January Special Election February Runoff Election
Menendez MartinezFischer Republicans Total Menendez MartinezFischer Total
HD116 611 2,058 838 3,573 2,140 2,398 4,538
HD117 42 35 27 107 101 41 142
HD118 0 0 0 0 0 0 0
HD119 296 458 239 1,080 717 567 1,284
HD120 249 591 766 1,780 1,692 736 2,428
HD121 15 14 21 52 47 14 61
HD122 26 40 42 110 85 55 140
HD123 1,577 2,923 1,475 6,158 3,703 3,282 6,985
HD124 1,223 831 887 3,014 2,746 1,027 3,773
HD125 785 1,281 1,024 3,144 2,660 1,514 4,174
Totals 4,824 8,231 5,319 19,018 13,891 9,635 23,526

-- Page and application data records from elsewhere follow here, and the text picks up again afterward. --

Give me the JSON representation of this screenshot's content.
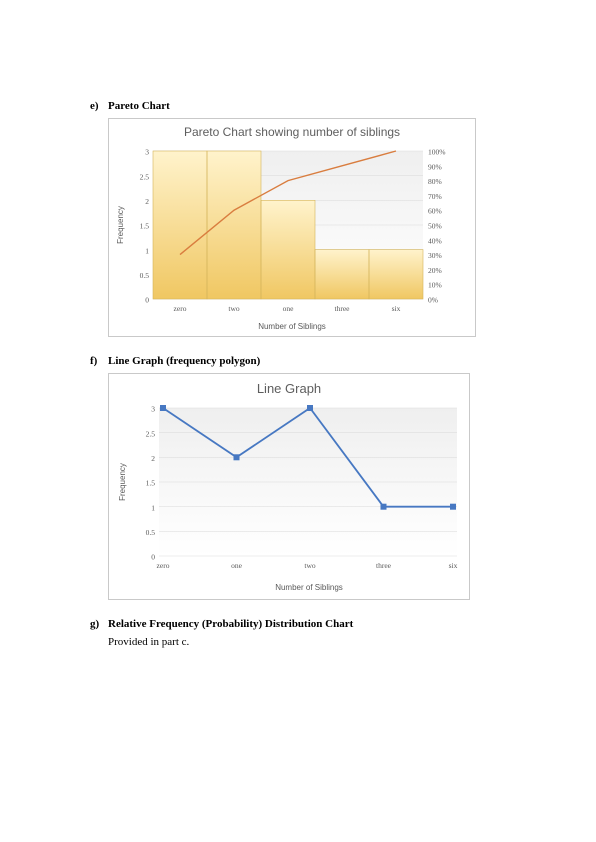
{
  "sections": {
    "e": {
      "letter": "e)",
      "title": "Pareto Chart"
    },
    "f": {
      "letter": "f)",
      "title": "Line Graph (frequency polygon)"
    },
    "g": {
      "letter": "g)",
      "title": "Relative Frequency (Probability) Distribution Chart",
      "body": "Provided in part c."
    }
  },
  "chart_data": [
    {
      "id": "pareto",
      "type": "bar",
      "title": "Pareto Chart showing number of siblings",
      "xlabel": "Number of Siblings",
      "ylabel": "Frequency",
      "categories": [
        "zero",
        "two",
        "one",
        "three",
        "six"
      ],
      "values": [
        3,
        3,
        2,
        1,
        1
      ],
      "ylim": [
        0,
        3
      ],
      "yticks": [
        0,
        0.5,
        1,
        1.5,
        2,
        2.5,
        3
      ],
      "y2ticks": [
        "0%",
        "10%",
        "20%",
        "30%",
        "40%",
        "50%",
        "60%",
        "70%",
        "80%",
        "90%",
        "100%"
      ],
      "cumulative_pct": [
        30,
        60,
        80,
        90,
        100
      ]
    },
    {
      "id": "linegraph",
      "type": "line",
      "title": "Line Graph",
      "xlabel": "Number of Siblings",
      "ylabel": "Frequency",
      "categories": [
        "zero",
        "one",
        "two",
        "three",
        "six"
      ],
      "values": [
        3,
        2,
        3,
        1,
        1
      ],
      "ylim": [
        0,
        3
      ],
      "yticks": [
        0,
        0.5,
        1,
        1.5,
        2,
        2.5,
        3
      ]
    }
  ]
}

Notes: REPs includes votes cast for Republican candidates Alma Perez Jackson and Joan Pedrotti. Total for special election includes votes cast for Al Suarez. Totals in this table do not match total votes in other tables because some voters (most of them in HD123) did not cast a vote in SD26. One runoff vote could not be allocated but is included in the runoff totals.

An interesting result occurred in HD120, which is represented by Rep. Ruth Jones McClendon (D). In the special election, Martinez Fischer won a narrow plurality over Republican Alma Perez Jackson, 33%-29%, and Menendez was a distant third at 14%, edging out the other Republican by 4 votes. In the runoff, Menendez won HD120 handily, 70%-30%, while improving his vote total by 580%.

Rep. Trey Martinez Fischer

Rep. Trey Martinez Fischer

Rep. Jose Menendez

Rep. Jose Menendez

Martinez Fischer won his home district, HD116, with 58% in the special election. That win shrunk to 53% in the runoff, and his vote total improved by just 340 votes. Meanwhile, Menendez did much better in his district, HD124, in the runoff than in the special election. In the runoff, Menendez received 73% of the vote in HD124, compared to his 41% plurality in the special election. He improved his vote total by 1,523 votes. In HD123, Martinez Fischer received 47% of the vote in each election, but Menendez more than doubled his support from 26% to 53%, picking up 2,126 more votes to Martinez Fischer’s 359.

In our view, there is no question that Menendez was aided by Republican primary voters and voters who generally pass on primary elections. It also appears that Martinez Fischer did not retain all of his initial supporters and was unable to grow his support much beyond his base.

Although it was a runoff between two Democrats, it was not a Democratic primary runoff. People who did not vote in the Democratic primary in 2014 cast 61% of the votes in this runoff election. When a likely rematch rolls around next spring, those voters will likely be absent.